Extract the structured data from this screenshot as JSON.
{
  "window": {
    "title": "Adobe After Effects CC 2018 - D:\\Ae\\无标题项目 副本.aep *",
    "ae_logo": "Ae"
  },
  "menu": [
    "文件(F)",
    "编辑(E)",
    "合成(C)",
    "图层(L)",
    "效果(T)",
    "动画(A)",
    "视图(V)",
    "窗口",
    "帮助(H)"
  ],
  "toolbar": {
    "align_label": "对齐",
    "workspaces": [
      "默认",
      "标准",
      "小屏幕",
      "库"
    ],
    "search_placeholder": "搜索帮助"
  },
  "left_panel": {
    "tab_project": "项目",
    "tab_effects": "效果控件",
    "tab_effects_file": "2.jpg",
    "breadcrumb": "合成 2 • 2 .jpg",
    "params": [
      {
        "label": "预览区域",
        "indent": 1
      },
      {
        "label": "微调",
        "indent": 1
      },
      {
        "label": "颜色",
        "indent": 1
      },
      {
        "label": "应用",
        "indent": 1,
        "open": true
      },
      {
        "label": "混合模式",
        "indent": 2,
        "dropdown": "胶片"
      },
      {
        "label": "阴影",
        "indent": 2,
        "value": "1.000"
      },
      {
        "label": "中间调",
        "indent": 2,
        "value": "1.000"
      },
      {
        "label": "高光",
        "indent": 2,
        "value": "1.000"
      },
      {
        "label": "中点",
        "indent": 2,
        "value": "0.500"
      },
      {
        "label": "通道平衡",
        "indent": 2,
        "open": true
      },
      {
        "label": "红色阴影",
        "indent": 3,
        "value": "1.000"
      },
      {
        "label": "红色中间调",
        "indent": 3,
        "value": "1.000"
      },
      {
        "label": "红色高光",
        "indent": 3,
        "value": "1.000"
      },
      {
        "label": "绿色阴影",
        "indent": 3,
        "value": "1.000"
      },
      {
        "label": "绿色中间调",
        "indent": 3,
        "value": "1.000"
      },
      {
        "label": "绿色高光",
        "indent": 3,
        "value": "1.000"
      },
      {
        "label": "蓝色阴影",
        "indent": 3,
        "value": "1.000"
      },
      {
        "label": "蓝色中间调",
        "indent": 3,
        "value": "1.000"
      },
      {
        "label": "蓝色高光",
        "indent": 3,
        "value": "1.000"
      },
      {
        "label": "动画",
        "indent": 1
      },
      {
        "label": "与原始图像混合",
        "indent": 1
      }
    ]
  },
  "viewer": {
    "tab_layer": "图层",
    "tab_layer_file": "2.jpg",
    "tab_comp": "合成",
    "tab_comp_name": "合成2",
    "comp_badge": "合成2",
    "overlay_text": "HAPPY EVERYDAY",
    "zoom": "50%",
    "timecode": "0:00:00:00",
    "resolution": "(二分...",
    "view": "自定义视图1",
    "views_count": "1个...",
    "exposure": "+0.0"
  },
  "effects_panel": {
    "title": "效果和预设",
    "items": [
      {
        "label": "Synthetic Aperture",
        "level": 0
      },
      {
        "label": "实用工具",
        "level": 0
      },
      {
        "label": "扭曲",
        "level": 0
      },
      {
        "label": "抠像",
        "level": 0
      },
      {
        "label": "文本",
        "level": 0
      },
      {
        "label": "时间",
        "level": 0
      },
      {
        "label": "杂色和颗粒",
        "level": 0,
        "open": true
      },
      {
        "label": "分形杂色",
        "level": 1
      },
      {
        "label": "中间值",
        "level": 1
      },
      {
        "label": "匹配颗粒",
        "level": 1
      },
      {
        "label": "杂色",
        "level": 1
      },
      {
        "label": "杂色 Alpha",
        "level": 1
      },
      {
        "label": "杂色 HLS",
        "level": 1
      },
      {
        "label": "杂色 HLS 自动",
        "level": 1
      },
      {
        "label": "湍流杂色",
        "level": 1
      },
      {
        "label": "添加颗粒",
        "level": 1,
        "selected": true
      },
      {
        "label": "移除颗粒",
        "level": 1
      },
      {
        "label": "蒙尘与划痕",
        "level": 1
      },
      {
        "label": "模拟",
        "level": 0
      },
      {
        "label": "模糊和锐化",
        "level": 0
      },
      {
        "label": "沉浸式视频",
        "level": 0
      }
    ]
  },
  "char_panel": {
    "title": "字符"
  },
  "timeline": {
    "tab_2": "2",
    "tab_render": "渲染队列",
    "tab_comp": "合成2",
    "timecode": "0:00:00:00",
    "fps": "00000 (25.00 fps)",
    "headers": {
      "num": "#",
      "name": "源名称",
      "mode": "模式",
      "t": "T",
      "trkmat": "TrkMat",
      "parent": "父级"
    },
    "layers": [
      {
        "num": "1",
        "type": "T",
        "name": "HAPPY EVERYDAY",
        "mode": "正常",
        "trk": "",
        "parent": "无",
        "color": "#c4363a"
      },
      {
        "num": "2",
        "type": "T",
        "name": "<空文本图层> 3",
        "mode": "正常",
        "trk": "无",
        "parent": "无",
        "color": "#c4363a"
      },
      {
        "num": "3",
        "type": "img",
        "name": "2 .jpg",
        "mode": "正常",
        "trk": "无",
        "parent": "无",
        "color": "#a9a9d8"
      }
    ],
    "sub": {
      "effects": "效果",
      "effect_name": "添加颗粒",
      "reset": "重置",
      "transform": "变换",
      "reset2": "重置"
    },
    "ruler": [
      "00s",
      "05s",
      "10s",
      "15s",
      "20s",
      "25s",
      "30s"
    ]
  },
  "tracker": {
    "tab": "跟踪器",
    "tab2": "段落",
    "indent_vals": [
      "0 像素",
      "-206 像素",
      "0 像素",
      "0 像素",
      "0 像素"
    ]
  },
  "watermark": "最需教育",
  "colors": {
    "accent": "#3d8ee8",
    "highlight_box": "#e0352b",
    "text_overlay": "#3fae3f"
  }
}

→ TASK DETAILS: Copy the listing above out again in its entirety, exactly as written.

→ TASK SOLUTION:
Extract the structured data from this screenshot as JSON.
{
  "window": {
    "title": "Adobe After Effects CC 2018 - D:\\Ae\\无标题项目 副本.aep *",
    "ae_logo": "Ae"
  },
  "menu": [
    "文件(F)",
    "编辑(E)",
    "合成(C)",
    "图层(L)",
    "效果(T)",
    "动画(A)",
    "视图(V)",
    "窗口",
    "帮助(H)"
  ],
  "toolbar": {
    "align_label": "对齐",
    "workspaces": [
      "默认",
      "标准",
      "小屏幕",
      "库"
    ],
    "search_placeholder": "搜索帮助"
  },
  "left_panel": {
    "tab_project": "项目",
    "tab_effects": "效果控件",
    "tab_effects_file": "2.jpg",
    "breadcrumb": "合成 2 • 2 .jpg",
    "params": [
      {
        "label": "预览区域",
        "indent": 1
      },
      {
        "label": "微调",
        "indent": 1
      },
      {
        "label": "颜色",
        "indent": 1
      },
      {
        "label": "应用",
        "indent": 1,
        "open": true
      },
      {
        "label": "混合模式",
        "indent": 2,
        "dropdown": "胶片"
      },
      {
        "label": "阴影",
        "indent": 2,
        "value": "1.000"
      },
      {
        "label": "中间调",
        "indent": 2,
        "value": "1.000"
      },
      {
        "label": "高光",
        "indent": 2,
        "value": "1.000"
      },
      {
        "label": "中点",
        "indent": 2,
        "value": "0.500"
      },
      {
        "label": "通道平衡",
        "indent": 2,
        "open": true
      },
      {
        "label": "红色阴影",
        "indent": 3,
        "value": "1.000"
      },
      {
        "label": "红色中间调",
        "indent": 3,
        "value": "1.000"
      },
      {
        "label": "红色高光",
        "indent": 3,
        "value": "1.000"
      },
      {
        "label": "绿色阴影",
        "indent": 3,
        "value": "1.000"
      },
      {
        "label": "绿色中间调",
        "indent": 3,
        "value": "1.000"
      },
      {
        "label": "绿色高光",
        "indent": 3,
        "value": "1.000"
      },
      {
        "label": "蓝色阴影",
        "indent": 3,
        "value": "1.000"
      },
      {
        "label": "蓝色中间调",
        "indent": 3,
        "value": "1.000"
      },
      {
        "label": "蓝色高光",
        "indent": 3,
        "value": "1.000"
      },
      {
        "label": "动画",
        "indent": 1
      },
      {
        "label": "与原始图像混合",
        "indent": 1
      }
    ]
  },
  "viewer": {
    "tab_layer": "图层",
    "tab_layer_file": "2.jpg",
    "tab_comp": "合成",
    "tab_comp_name": "合成2",
    "comp_badge": "合成2",
    "overlay_text": "HAPPY EVERYDAY",
    "zoom": "50%",
    "timecode": "0:00:00:00",
    "resolution": "(二分...",
    "view": "自定义视图1",
    "views_count": "1个...",
    "exposure": "+0.0"
  },
  "effects_panel": {
    "title": "效果和预设",
    "items": [
      {
        "label": "Synthetic Aperture",
        "level": 0
      },
      {
        "label": "实用工具",
        "level": 0
      },
      {
        "label": "扭曲",
        "level": 0
      },
      {
        "label": "抠像",
        "level": 0
      },
      {
        "label": "文本",
        "level": 0
      },
      {
        "label": "时间",
        "level": 0
      },
      {
        "label": "杂色和颗粒",
        "level": 0,
        "open": true
      },
      {
        "label": "分形杂色",
        "level": 1
      },
      {
        "label": "中间值",
        "level": 1
      },
      {
        "label": "匹配颗粒",
        "level": 1
      },
      {
        "label": "杂色",
        "level": 1
      },
      {
        "label": "杂色 Alpha",
        "level": 1
      },
      {
        "label": "杂色 HLS",
        "level": 1
      },
      {
        "label": "杂色 HLS 自动",
        "level": 1
      },
      {
        "label": "湍流杂色",
        "level": 1
      },
      {
        "label": "添加颗粒",
        "level": 1,
        "selected": true
      },
      {
        "label": "移除颗粒",
        "level": 1
      },
      {
        "label": "蒙尘与划痕",
        "level": 1
      },
      {
        "label": "模拟",
        "level": 0
      },
      {
        "label": "模糊和锐化",
        "level": 0
      },
      {
        "label": "沉浸式视频",
        "level": 0
      }
    ]
  },
  "char_panel": {
    "title": "字符"
  },
  "timeline": {
    "tab_2": "2",
    "tab_render": "渲染队列",
    "tab_comp": "合成2",
    "timecode": "0:00:00:00",
    "fps": "00000 (25.00 fps)",
    "headers": {
      "num": "#",
      "name": "源名称",
      "mode": "模式",
      "t": "T",
      "trkmat": "TrkMat",
      "parent": "父级"
    },
    "layers": [
      {
        "num": "1",
        "type": "T",
        "name": "HAPPY EVERYDAY",
        "mode": "正常",
        "trk": "",
        "parent": "无",
        "color": "#c4363a"
      },
      {
        "num": "2",
        "type": "T",
        "name": "<空文本图层> 3",
        "mode": "正常",
        "trk": "无",
        "parent": "无",
        "color": "#c4363a"
      },
      {
        "num": "3",
        "type": "img",
        "name": "2 .jpg",
        "mode": "正常",
        "trk": "无",
        "parent": "无",
        "color": "#a9a9d8"
      }
    ],
    "sub": {
      "effects": "效果",
      "effect_name": "添加颗粒",
      "reset": "重置",
      "transform": "变换",
      "reset2": "重置"
    },
    "ruler": [
      "00s",
      "05s",
      "10s",
      "15s",
      "20s",
      "25s",
      "30s"
    ]
  },
  "tracker": {
    "tab": "跟踪器",
    "tab2": "段落",
    "indent_vals": [
      "0 像素",
      "-206 像素",
      "0 像素",
      "0 像素",
      "0 像素"
    ]
  },
  "watermark": "最需教育",
  "colors": {
    "accent": "#3d8ee8",
    "highlight_box": "#e0352b",
    "text_overlay": "#3fae3f"
  }
}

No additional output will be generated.